I know I’m a bit behind, but I don’t feel like writing about the last few weeks just yet.
We have strawberry plants growing in what we thought was a barren planter. The strawberry seeds that we’d planted at the end of summer hadn’t been able to stand up to the 70-80 degree days we were still having and died. And then the cold barreled through like a train, stripping my Four O’Clocks to the bulb and ravaging our basil. Sherman survived but underwent a few changes of his own, changing from a green to a light pink through fall and now decidedly a deep red.

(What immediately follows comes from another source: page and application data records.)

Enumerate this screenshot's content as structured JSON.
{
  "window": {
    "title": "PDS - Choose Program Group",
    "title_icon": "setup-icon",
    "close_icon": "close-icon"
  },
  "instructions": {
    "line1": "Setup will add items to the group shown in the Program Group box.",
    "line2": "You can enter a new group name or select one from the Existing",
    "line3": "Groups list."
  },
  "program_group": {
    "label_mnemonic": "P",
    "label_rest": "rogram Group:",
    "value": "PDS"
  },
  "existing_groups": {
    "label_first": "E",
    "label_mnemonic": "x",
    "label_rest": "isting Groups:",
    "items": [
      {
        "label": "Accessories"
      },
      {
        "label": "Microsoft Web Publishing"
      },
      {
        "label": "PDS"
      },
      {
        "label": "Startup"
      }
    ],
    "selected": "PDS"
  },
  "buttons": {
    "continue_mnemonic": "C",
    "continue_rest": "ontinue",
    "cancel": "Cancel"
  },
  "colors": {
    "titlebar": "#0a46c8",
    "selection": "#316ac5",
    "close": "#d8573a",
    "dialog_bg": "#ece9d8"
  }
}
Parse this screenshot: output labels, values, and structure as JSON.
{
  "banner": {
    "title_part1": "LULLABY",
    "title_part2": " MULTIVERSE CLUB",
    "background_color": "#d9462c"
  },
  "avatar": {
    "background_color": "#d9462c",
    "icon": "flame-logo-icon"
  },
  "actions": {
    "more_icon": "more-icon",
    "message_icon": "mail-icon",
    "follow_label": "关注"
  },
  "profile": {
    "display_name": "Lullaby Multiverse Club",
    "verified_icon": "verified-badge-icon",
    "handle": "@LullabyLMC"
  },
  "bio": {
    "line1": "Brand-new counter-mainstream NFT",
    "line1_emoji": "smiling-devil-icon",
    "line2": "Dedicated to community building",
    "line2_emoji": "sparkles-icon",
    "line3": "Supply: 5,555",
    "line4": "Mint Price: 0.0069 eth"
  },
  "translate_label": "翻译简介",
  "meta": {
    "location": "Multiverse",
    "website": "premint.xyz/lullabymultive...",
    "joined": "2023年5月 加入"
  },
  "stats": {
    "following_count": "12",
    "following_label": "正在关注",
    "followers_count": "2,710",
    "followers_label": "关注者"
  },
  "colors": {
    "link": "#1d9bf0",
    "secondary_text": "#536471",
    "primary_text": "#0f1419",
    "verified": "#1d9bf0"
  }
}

But two little strawberry sprouts turned into two little plants and a third little sprout. Unfortunately for the strawberry plants, signs point to our long winter coming to a close. The squirrels are back in the park; baby birds are hatching in the trees; I’m carrying my rain coat more often than wearing it.

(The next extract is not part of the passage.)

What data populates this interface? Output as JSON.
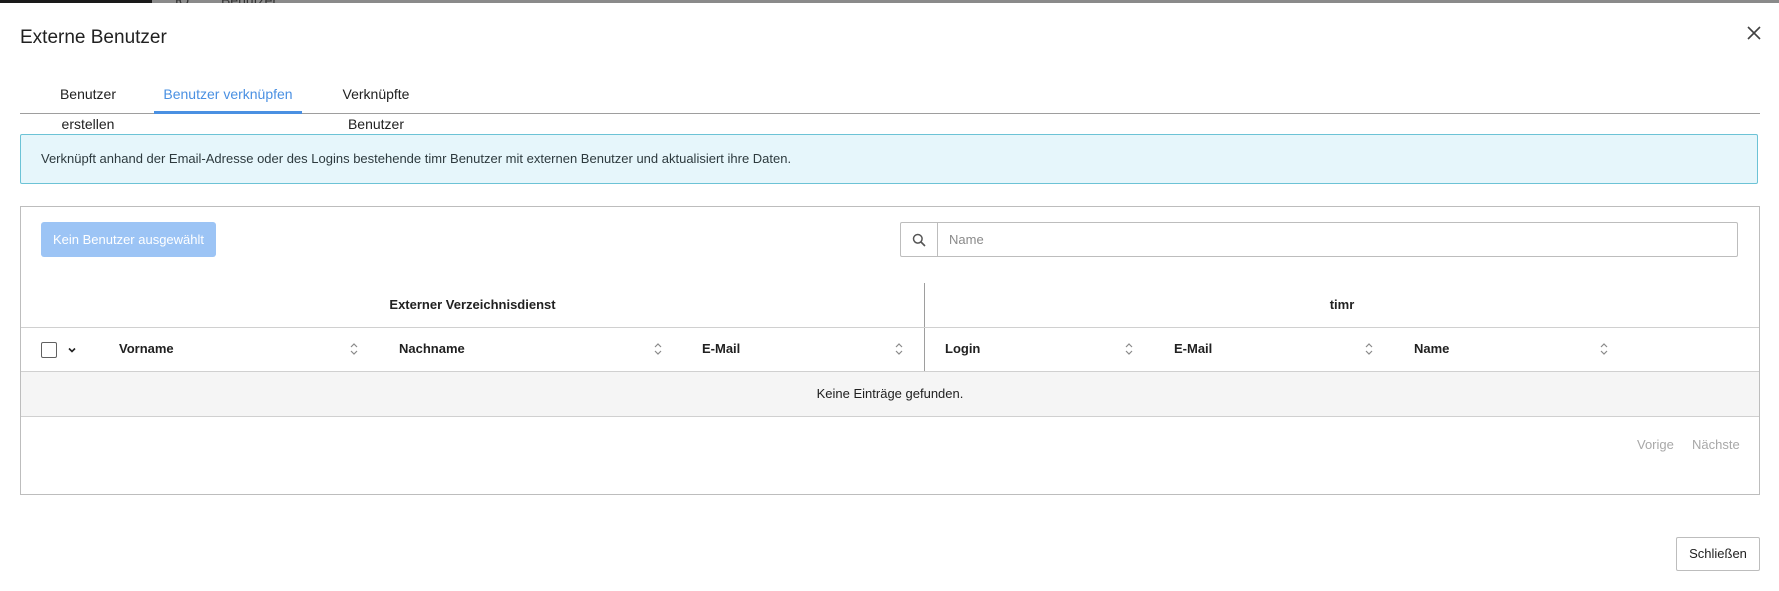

I read a few articles about gardening in your apartment and I’m all re-energized to plant some more seeds. Even with the view of the river park and our two strawberry plants, Sherman, Bucky 2.0, and Klettus (the bamboo), it often feels pretty gray in our neck of the woods. We’ve talked about moving to another area further away from the center of the city, specifically to an area at the edge of the MRT map and at the base of the Mao Kong hills. We’ll see.
Living in Yonghe can be pretty… exhausting. On my way to work in the mornings, I find myself trying to breathe out more than I breathe in. Scooters brush past me in the narrow alleys I walk to avoid the idling cars and buses on the roads.

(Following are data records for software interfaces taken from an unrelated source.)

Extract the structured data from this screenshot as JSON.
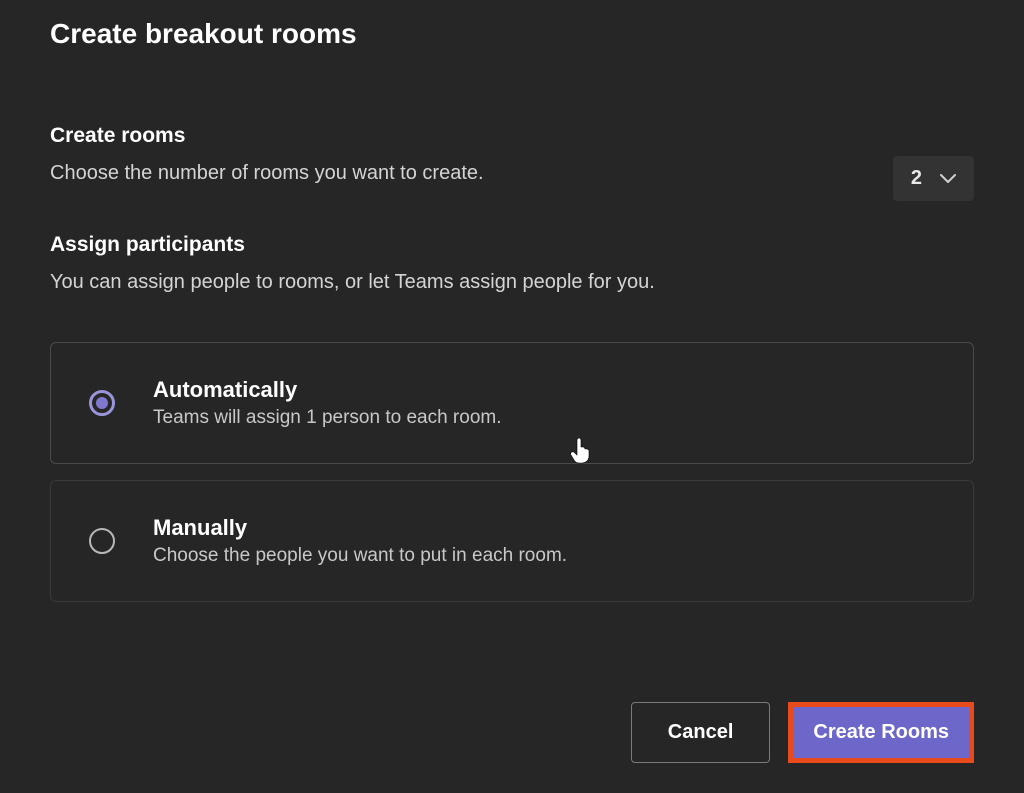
{
  "dialog": {
    "title": "Create breakout rooms"
  },
  "createRooms": {
    "heading": "Create rooms",
    "description": "Choose the number of rooms you want to create.",
    "selectorValue": "2"
  },
  "assignParticipants": {
    "heading": "Assign participants",
    "description": "You can assign people to rooms, or let Teams assign people for you."
  },
  "options": {
    "automatically": {
      "title": "Automatically",
      "subtitle": "Teams will assign 1 person to each room."
    },
    "manually": {
      "title": "Manually",
      "subtitle": "Choose the people you want to put in each room."
    }
  },
  "buttons": {
    "cancel": "Cancel",
    "create": "Create Rooms"
  }
}
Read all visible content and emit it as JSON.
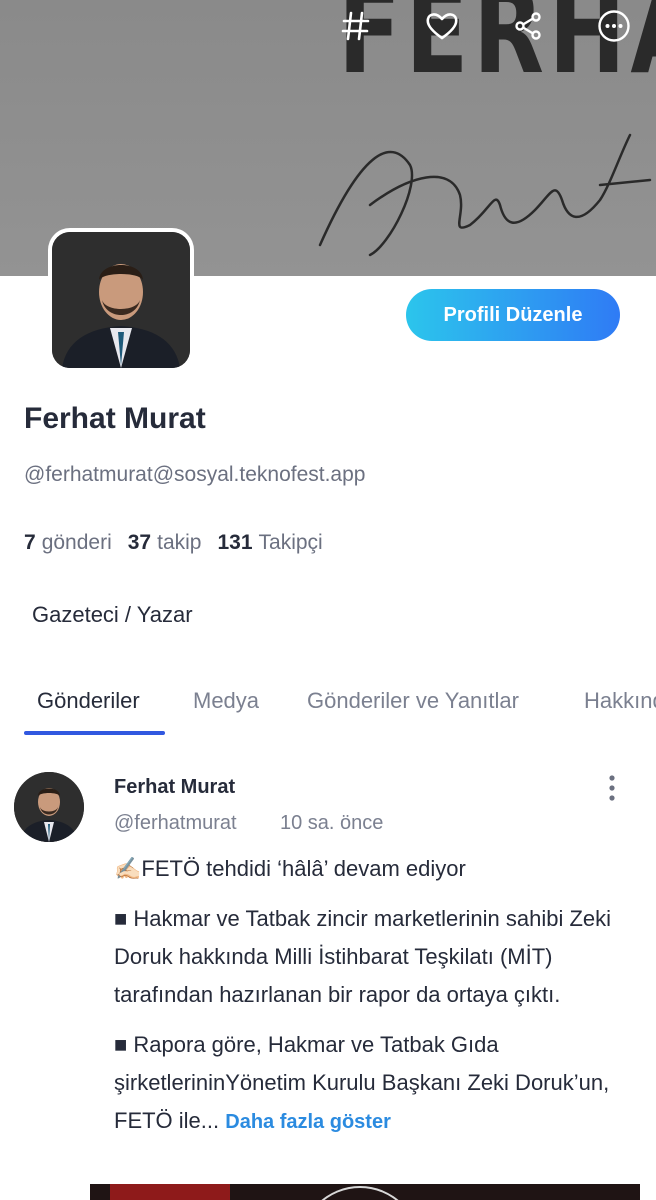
{
  "cover": {
    "brand_top": "FERHAT",
    "brand_script": "Murat"
  },
  "top_actions": [
    {
      "icon": "hashtag-icon"
    },
    {
      "icon": "heart-icon"
    },
    {
      "icon": "share-icon"
    },
    {
      "icon": "more-circle-icon"
    }
  ],
  "profile": {
    "edit_label": "Profili Düzenle",
    "name": "Ferhat Murat",
    "handle": "@ferhatmurat@sosyal.teknofest.app",
    "bio": "Gazeteci / Yazar",
    "stats": {
      "posts_count": "7",
      "posts_label": "gönderi",
      "following_count": "37",
      "following_label": "takip",
      "followers_count": "131",
      "followers_label": "Takipçi"
    }
  },
  "tabs": [
    {
      "label": "Gönderiler",
      "active": true
    },
    {
      "label": "Medya",
      "active": false
    },
    {
      "label": "Gönderiler ve Yanıtlar",
      "active": false
    },
    {
      "label": "Hakkında",
      "active": false
    }
  ],
  "post": {
    "author": "Ferhat Murat",
    "handle": "@ferhatmurat",
    "time": "10 sa. önce",
    "paragraph1": "✍🏻FETÖ tehdidi ‘hâlâ’ devam ediyor",
    "paragraph2": "■ Hakmar ve Tatbak zincir marketlerinin sahibi Zeki Doruk hakkında Milli İstihbarat Teşkilatı (MİT) tarafından hazırlanan bir rapor da ortaya çıktı.",
    "paragraph3": "■ Rapora göre, Hakmar ve Tatbak Gıda şirketlerininYönetim Kurulu Başkanı Zeki Doruk’un, FETÖ ile...",
    "show_more": "Daha fazla göster"
  },
  "colors": {
    "accent": "#3158e0",
    "button_gradient_start": "#2cc5ec",
    "button_gradient_end": "#2f7bf5",
    "link": "#2b8be0"
  }
}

I have grown quite fond of the stalls in Yonghe that I occasionally stop at for breakfast on the go—米漿 (warm peanut, rice, and soy drink) from the shop that appears to have three generations of women working, 蔥油餅加蛋 (basil and egg scrambled together and folded into a spring-onion pancake) from the cheerful man in the ball cap.
I’m trying to adjust my pace of life. I haven’t really succeeded so far; I’ve just shown up a little late to work too many days in a row. I’ve gotten really sick of rushing everywhere, and I know rushing through meals isn’t healthy, and I should probably even do my homework slower. I’m going to make an effort to go to sleep earlier, wake up earlier, and leave sooner. In my head, that means I’ll be able to slow down the rest of the day. And I think that would be nice.
Right now I’m reading Tender Is the Night by F. Scott Fitzgerald. It’s an already-old copy that flew to Thailand to sit in the sand and has grown more and more tattered shoved into my school bag for reading on the MRT.